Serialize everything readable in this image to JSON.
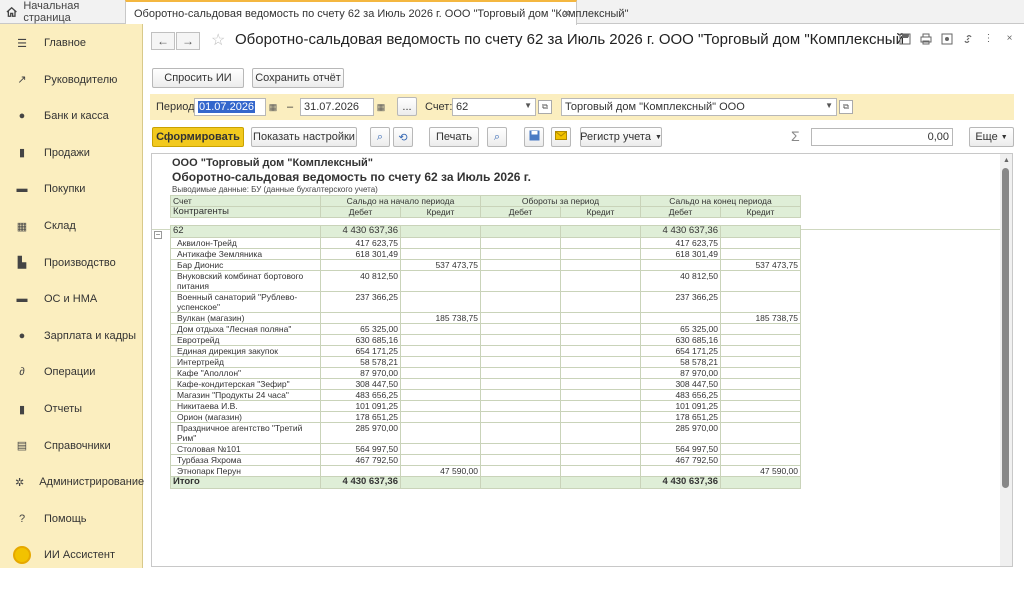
{
  "tabs": {
    "home": "Начальная страница",
    "active": "Оборотно-сальдовая ведомость по счету 62 за Июль 2026 г. ООО \"Торговый дом \"Комплексный\"",
    "close": "×"
  },
  "sidebar": {
    "items": [
      {
        "label": "Главное",
        "icon": "menu-icon"
      },
      {
        "label": "Руководителю",
        "icon": "chart-line-icon"
      },
      {
        "label": "Банк и касса",
        "icon": "ruble-coin-icon"
      },
      {
        "label": "Продажи",
        "icon": "shopping-bag-icon"
      },
      {
        "label": "Покупки",
        "icon": "cart-icon"
      },
      {
        "label": "Склад",
        "icon": "warehouse-icon"
      },
      {
        "label": "Производство",
        "icon": "factory-icon"
      },
      {
        "label": "ОС и НМА",
        "icon": "truck-icon"
      },
      {
        "label": "Зарплата и кадры",
        "icon": "person-icon"
      },
      {
        "label": "Операции",
        "icon": "dt-kt-icon"
      },
      {
        "label": "Отчеты",
        "icon": "bar-chart-icon"
      },
      {
        "label": "Справочники",
        "icon": "book-icon"
      },
      {
        "label": "Администрирование",
        "icon": "gear-icon"
      },
      {
        "label": "Помощь",
        "icon": "help-icon"
      },
      {
        "label": "ИИ Ассистент",
        "icon": "ai-assistant-icon"
      }
    ]
  },
  "header": {
    "back": "←",
    "forward": "→",
    "star": "☆",
    "title": "Оборотно-сальдовая ведомость по счету 62 за Июль 2026 г. ООО \"Торговый дом \"Комплексный\"",
    "more": "⋮",
    "close": "×"
  },
  "toolbar1": {
    "ask_ai": "Спросить ИИ",
    "save_report": "Сохранить отчёт"
  },
  "params": {
    "period_label": "Период:",
    "date_from": "01.07.2026",
    "dash": "–",
    "date_to": "31.07.2026",
    "dots": "...",
    "account_label": "Счет:",
    "account": "62",
    "org": "Торговый дом \"Комплексный\" ООО"
  },
  "toolbar2": {
    "generate": "Сформировать",
    "show_settings": "Показать настройки",
    "print": "Печать",
    "registry": "Регистр учета",
    "sum_symbol": "Σ",
    "sum_value": "0,00",
    "more": "Еще"
  },
  "report": {
    "org": "ООО \"Торговый дом \"Комплексный\"",
    "title": "Оборотно-сальдовая ведомость по счету 62 за Июль 2026 г.",
    "subtitle": "Выводимые данные: БУ (данные бухгалтерского учета)",
    "headers": {
      "account": "Счет",
      "counterparties": "Контрагенты",
      "opening": "Сальдо на начало периода",
      "turnover": "Обороты за период",
      "closing": "Сальдо на конец периода",
      "debit": "Дебет",
      "credit": "Кредит"
    },
    "group": {
      "name": "62",
      "open_debit": "4 430 637,36",
      "open_credit": "",
      "turn_debit": "",
      "turn_credit": "",
      "close_debit": "4 430 637,36",
      "close_credit": ""
    },
    "rows": [
      [
        "Аквилон-Трейд",
        "417 623,75",
        "",
        "",
        "",
        "417 623,75",
        ""
      ],
      [
        "Антикафе Земляника",
        "618 301,49",
        "",
        "",
        "",
        "618 301,49",
        ""
      ],
      [
        "Бар Дионис",
        "",
        "537 473,75",
        "",
        "",
        "",
        "537 473,75"
      ],
      [
        "Внуковский комбинат бортового питания",
        "40 812,50",
        "",
        "",
        "",
        "40 812,50",
        ""
      ],
      [
        "Военный санаторий \"Рублево-успенское\"",
        "237 366,25",
        "",
        "",
        "",
        "237 366,25",
        ""
      ],
      [
        "Вулкан (магазин)",
        "",
        "185 738,75",
        "",
        "",
        "",
        "185 738,75"
      ],
      [
        "Дом отдыха \"Лесная поляна\"",
        "65 325,00",
        "",
        "",
        "",
        "65 325,00",
        ""
      ],
      [
        "Евротрейд",
        "630 685,16",
        "",
        "",
        "",
        "630 685,16",
        ""
      ],
      [
        "Единая дирекция закупок",
        "654 171,25",
        "",
        "",
        "",
        "654 171,25",
        ""
      ],
      [
        "Интертрейд",
        "58 578,21",
        "",
        "",
        "",
        "58 578,21",
        ""
      ],
      [
        "Кафе \"Аполлон\"",
        "87 970,00",
        "",
        "",
        "",
        "87 970,00",
        ""
      ],
      [
        "Кафе-кондитерская \"Зефир\"",
        "308 447,50",
        "",
        "",
        "",
        "308 447,50",
        ""
      ],
      [
        "Магазин \"Продукты 24 часа\"",
        "483 656,25",
        "",
        "",
        "",
        "483 656,25",
        ""
      ],
      [
        "Никитаева И.В.",
        "101 091,25",
        "",
        "",
        "",
        "101 091,25",
        ""
      ],
      [
        "Орион (магазин)",
        "178 651,25",
        "",
        "",
        "",
        "178 651,25",
        ""
      ],
      [
        "Праздничное агентство \"Третий Рим\"",
        "285 970,00",
        "",
        "",
        "",
        "285 970,00",
        ""
      ],
      [
        "Столовая №101",
        "564 997,50",
        "",
        "",
        "",
        "564 997,50",
        ""
      ],
      [
        "Турбаза Яхрома",
        "467 792,50",
        "",
        "",
        "",
        "467 792,50",
        ""
      ],
      [
        "Этнопарк Перун",
        "",
        "47 590,00",
        "",
        "",
        "",
        "47 590,00"
      ]
    ],
    "total": {
      "name": "Итого",
      "open_debit": "4 430 637,36",
      "open_credit": "",
      "turn_debit": "",
      "turn_credit": "",
      "close_debit": "4 430 637,36",
      "close_credit": ""
    }
  }
}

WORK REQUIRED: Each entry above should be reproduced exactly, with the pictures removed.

FINISHED EXERCISE:
Serialize everything readable in this image to JSON.
{
  "tabs": {
    "home": "Начальная страница",
    "active": "Оборотно-сальдовая ведомость по счету 62 за Июль 2026 г. ООО \"Торговый дом \"Комплексный\"",
    "close": "×"
  },
  "sidebar": {
    "items": [
      {
        "label": "Главное",
        "icon": "menu-icon"
      },
      {
        "label": "Руководителю",
        "icon": "chart-line-icon"
      },
      {
        "label": "Банк и касса",
        "icon": "ruble-coin-icon"
      },
      {
        "label": "Продажи",
        "icon": "shopping-bag-icon"
      },
      {
        "label": "Покупки",
        "icon": "cart-icon"
      },
      {
        "label": "Склад",
        "icon": "warehouse-icon"
      },
      {
        "label": "Производство",
        "icon": "factory-icon"
      },
      {
        "label": "ОС и НМА",
        "icon": "truck-icon"
      },
      {
        "label": "Зарплата и кадры",
        "icon": "person-icon"
      },
      {
        "label": "Операции",
        "icon": "dt-kt-icon"
      },
      {
        "label": "Отчеты",
        "icon": "bar-chart-icon"
      },
      {
        "label": "Справочники",
        "icon": "book-icon"
      },
      {
        "label": "Администрирование",
        "icon": "gear-icon"
      },
      {
        "label": "Помощь",
        "icon": "help-icon"
      },
      {
        "label": "ИИ Ассистент",
        "icon": "ai-assistant-icon"
      }
    ]
  },
  "header": {
    "back": "←",
    "forward": "→",
    "star": "☆",
    "title": "Оборотно-сальдовая ведомость по счету 62 за Июль 2026 г. ООО \"Торговый дом \"Комплексный\"",
    "more": "⋮",
    "close": "×"
  },
  "toolbar1": {
    "ask_ai": "Спросить ИИ",
    "save_report": "Сохранить отчёт"
  },
  "params": {
    "period_label": "Период:",
    "date_from": "01.07.2026",
    "dash": "–",
    "date_to": "31.07.2026",
    "dots": "...",
    "account_label": "Счет:",
    "account": "62",
    "org": "Торговый дом \"Комплексный\" ООО"
  },
  "toolbar2": {
    "generate": "Сформировать",
    "show_settings": "Показать настройки",
    "print": "Печать",
    "registry": "Регистр учета",
    "sum_symbol": "Σ",
    "sum_value": "0,00",
    "more": "Еще"
  },
  "report": {
    "org": "ООО \"Торговый дом \"Комплексный\"",
    "title": "Оборотно-сальдовая ведомость по счету 62 за Июль 2026 г.",
    "subtitle": "Выводимые данные: БУ (данные бухгалтерского учета)",
    "headers": {
      "account": "Счет",
      "counterparties": "Контрагенты",
      "opening": "Сальдо на начало периода",
      "turnover": "Обороты за период",
      "closing": "Сальдо на конец периода",
      "debit": "Дебет",
      "credit": "Кредит"
    },
    "group": {
      "name": "62",
      "open_debit": "4 430 637,36",
      "open_credit": "",
      "turn_debit": "",
      "turn_credit": "",
      "close_debit": "4 430 637,36",
      "close_credit": ""
    },
    "rows": [
      [
        "Аквилон-Трейд",
        "417 623,75",
        "",
        "",
        "",
        "417 623,75",
        ""
      ],
      [
        "Антикафе Земляника",
        "618 301,49",
        "",
        "",
        "",
        "618 301,49",
        ""
      ],
      [
        "Бар Дионис",
        "",
        "537 473,75",
        "",
        "",
        "",
        "537 473,75"
      ],
      [
        "Внуковский комбинат бортового питания",
        "40 812,50",
        "",
        "",
        "",
        "40 812,50",
        ""
      ],
      [
        "Военный санаторий \"Рублево-успенское\"",
        "237 366,25",
        "",
        "",
        "",
        "237 366,25",
        ""
      ],
      [
        "Вулкан (магазин)",
        "",
        "185 738,75",
        "",
        "",
        "",
        "185 738,75"
      ],
      [
        "Дом отдыха \"Лесная поляна\"",
        "65 325,00",
        "",
        "",
        "",
        "65 325,00",
        ""
      ],
      [
        "Евротрейд",
        "630 685,16",
        "",
        "",
        "",
        "630 685,16",
        ""
      ],
      [
        "Единая дирекция закупок",
        "654 171,25",
        "",
        "",
        "",
        "654 171,25",
        ""
      ],
      [
        "Интертрейд",
        "58 578,21",
        "",
        "",
        "",
        "58 578,21",
        ""
      ],
      [
        "Кафе \"Аполлон\"",
        "87 970,00",
        "",
        "",
        "",
        "87 970,00",
        ""
      ],
      [
        "Кафе-кондитерская \"Зефир\"",
        "308 447,50",
        "",
        "",
        "",
        "308 447,50",
        ""
      ],
      [
        "Магазин \"Продукты 24 часа\"",
        "483 656,25",
        "",
        "",
        "",
        "483 656,25",
        ""
      ],
      [
        "Никитаева И.В.",
        "101 091,25",
        "",
        "",
        "",
        "101 091,25",
        ""
      ],
      [
        "Орион (магазин)",
        "178 651,25",
        "",
        "",
        "",
        "178 651,25",
        ""
      ],
      [
        "Праздничное агентство \"Третий Рим\"",
        "285 970,00",
        "",
        "",
        "",
        "285 970,00",
        ""
      ],
      [
        "Столовая №101",
        "564 997,50",
        "",
        "",
        "",
        "564 997,50",
        ""
      ],
      [
        "Турбаза Яхрома",
        "467 792,50",
        "",
        "",
        "",
        "467 792,50",
        ""
      ],
      [
        "Этнопарк Перун",
        "",
        "47 590,00",
        "",
        "",
        "",
        "47 590,00"
      ]
    ],
    "total": {
      "name": "Итого",
      "open_debit": "4 430 637,36",
      "open_credit": "",
      "turn_debit": "",
      "turn_credit": "",
      "close_debit": "4 430 637,36",
      "close_credit": ""
    }
  }
}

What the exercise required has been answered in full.